Awards: Justice Thomas C. Clark Award
D.C. Federal Bar Association (1973)
Department of Justice Attorney General’s Award for Distinguished Service
Distinguished Lecturer in Law
Antioch Law School ( c. 1973)
Judith S. Feigin
Retired, U. S. Department of Justice
Member, New York and California Bars
Legal Historian, Office of Special Investigations, Department of Justice
SeDt. 1999 – Mav 2005
Reviewed tens of thousands of documents and interviewed dozens ofpeople to ohain detailed history
of the Office of Special Investigations; wrote 600+ page report on U.S. efforts to identify, investigate,
denaturalize and deport individuals who took part in Nazi-sponsored acts of persecution
Deputy Chief, Department of Justice Campaign Finance Task Force Sept. 1997-Sept. 1999
Met weekly with the Attorney General, Deputy Attorney General and other senior DOJ officials;
helped supervise approximately two dozen investigations; coordinated with U.S. Attorneys offices
on Task Force issues
Counsel to the Director, Executive Office for US. Attorneys
Ethics contact for Assistant U.S. Attorneys nationwide; helped establish electronic briefbank; worked
with the Attorney General’s Advisory Committee to review and revise policies within the Justice

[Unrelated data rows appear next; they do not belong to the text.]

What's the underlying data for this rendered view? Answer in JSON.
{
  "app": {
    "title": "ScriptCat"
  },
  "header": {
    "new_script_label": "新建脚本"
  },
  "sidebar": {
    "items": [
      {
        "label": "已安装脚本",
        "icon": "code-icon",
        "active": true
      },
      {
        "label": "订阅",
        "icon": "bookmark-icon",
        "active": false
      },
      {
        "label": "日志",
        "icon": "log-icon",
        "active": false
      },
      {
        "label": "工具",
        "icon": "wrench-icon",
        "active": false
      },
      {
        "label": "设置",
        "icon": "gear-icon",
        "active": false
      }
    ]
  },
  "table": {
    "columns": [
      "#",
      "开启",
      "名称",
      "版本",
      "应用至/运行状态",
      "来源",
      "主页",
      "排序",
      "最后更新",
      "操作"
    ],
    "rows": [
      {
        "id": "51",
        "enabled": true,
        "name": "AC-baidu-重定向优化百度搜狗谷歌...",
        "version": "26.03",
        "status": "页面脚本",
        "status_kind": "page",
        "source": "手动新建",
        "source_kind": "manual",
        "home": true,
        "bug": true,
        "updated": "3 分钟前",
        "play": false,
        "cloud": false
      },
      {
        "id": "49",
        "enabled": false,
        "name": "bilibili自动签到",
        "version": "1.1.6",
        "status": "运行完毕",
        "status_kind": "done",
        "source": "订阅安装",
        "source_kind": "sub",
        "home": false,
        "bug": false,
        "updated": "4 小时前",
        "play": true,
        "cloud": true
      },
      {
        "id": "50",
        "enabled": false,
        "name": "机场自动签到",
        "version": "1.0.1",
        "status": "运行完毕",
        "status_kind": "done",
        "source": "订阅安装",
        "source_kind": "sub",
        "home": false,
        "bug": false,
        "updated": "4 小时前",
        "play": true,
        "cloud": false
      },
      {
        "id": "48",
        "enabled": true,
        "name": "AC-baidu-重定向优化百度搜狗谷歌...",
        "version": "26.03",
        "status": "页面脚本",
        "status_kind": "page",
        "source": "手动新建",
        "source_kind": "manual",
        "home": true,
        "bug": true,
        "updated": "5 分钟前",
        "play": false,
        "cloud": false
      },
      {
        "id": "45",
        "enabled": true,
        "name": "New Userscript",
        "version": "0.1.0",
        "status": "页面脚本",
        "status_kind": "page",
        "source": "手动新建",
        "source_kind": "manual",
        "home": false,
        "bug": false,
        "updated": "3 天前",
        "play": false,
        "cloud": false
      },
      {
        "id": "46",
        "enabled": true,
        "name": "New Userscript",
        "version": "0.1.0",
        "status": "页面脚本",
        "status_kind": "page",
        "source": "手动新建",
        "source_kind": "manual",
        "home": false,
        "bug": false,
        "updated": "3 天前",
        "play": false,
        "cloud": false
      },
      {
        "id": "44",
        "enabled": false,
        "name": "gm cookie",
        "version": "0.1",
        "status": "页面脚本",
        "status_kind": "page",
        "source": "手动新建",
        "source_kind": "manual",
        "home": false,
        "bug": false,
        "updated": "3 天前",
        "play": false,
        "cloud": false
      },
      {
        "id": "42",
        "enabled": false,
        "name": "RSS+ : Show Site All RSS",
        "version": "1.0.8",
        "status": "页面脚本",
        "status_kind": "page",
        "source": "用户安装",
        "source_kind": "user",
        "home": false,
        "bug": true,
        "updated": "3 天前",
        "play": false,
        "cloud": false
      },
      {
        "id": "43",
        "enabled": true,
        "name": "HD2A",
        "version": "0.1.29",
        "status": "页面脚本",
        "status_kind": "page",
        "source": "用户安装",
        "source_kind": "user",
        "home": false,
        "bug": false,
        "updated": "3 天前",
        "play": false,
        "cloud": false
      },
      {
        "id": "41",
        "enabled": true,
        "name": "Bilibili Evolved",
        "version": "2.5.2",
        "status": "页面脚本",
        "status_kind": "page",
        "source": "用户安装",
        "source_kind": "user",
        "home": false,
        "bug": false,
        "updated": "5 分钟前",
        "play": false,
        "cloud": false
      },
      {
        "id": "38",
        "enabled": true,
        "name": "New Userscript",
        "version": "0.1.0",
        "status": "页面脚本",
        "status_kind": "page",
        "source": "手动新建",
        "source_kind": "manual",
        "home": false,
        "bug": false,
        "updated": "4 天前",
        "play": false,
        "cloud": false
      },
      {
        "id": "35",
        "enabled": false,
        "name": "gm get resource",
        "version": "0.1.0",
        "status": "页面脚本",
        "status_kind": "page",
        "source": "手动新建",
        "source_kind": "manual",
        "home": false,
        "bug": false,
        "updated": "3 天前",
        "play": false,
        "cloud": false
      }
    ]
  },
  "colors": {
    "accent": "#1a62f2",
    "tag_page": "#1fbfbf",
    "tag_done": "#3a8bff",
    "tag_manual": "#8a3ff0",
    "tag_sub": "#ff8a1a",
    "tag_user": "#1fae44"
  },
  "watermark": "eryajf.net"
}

Assistant U.S. Attorney, Southern District of California
Helped develop and revamp office policies and strategies; assisted U.S. Attorney in his work as head
of the Southwest Border Council and the Attorney General’s Special Representative for Southwest
Jan. 1997-Sept. 1997
Senior Legal Counsel & Special Assistant to the U.S. Attorney Jan. 1994- Jan. 1997
Appellate Attorney (1 1 years); Trial Counsel (4% years) Sept. 1978-Jan. 1994
Appellate Attorney, Department of Justice, Civil Division July 197 1 – May 1978
Briefed and argued cases in all federal Circuit courts
Associate, Rosenman & Colin (New York) Aug. 1970-May 197 1
The Rule of Law at the Margin: Reinventing – Prosecution Policy in the Southern District of California,
12 Geo. Immigr. L.J. 285 (1998) (co-authored with Alan D. Bersin, U.S. Attorney, Southern District
Comment, Right to Counsel – Alleged Incompetent Held Entitled to Counsel at Civil Commitment
Hearing, 43 N.Y.U.L. Rev. 1004 (1968)
Columns in the Los Angeles Times, The Sun Diego Union-Tribune, the Sun Diego Daily Transcript
New York University School of Law
Member of Law Review
Newman Scholarship for Achievement
Barnard College B.A. 1967
HOLLANDER FAMILY TREE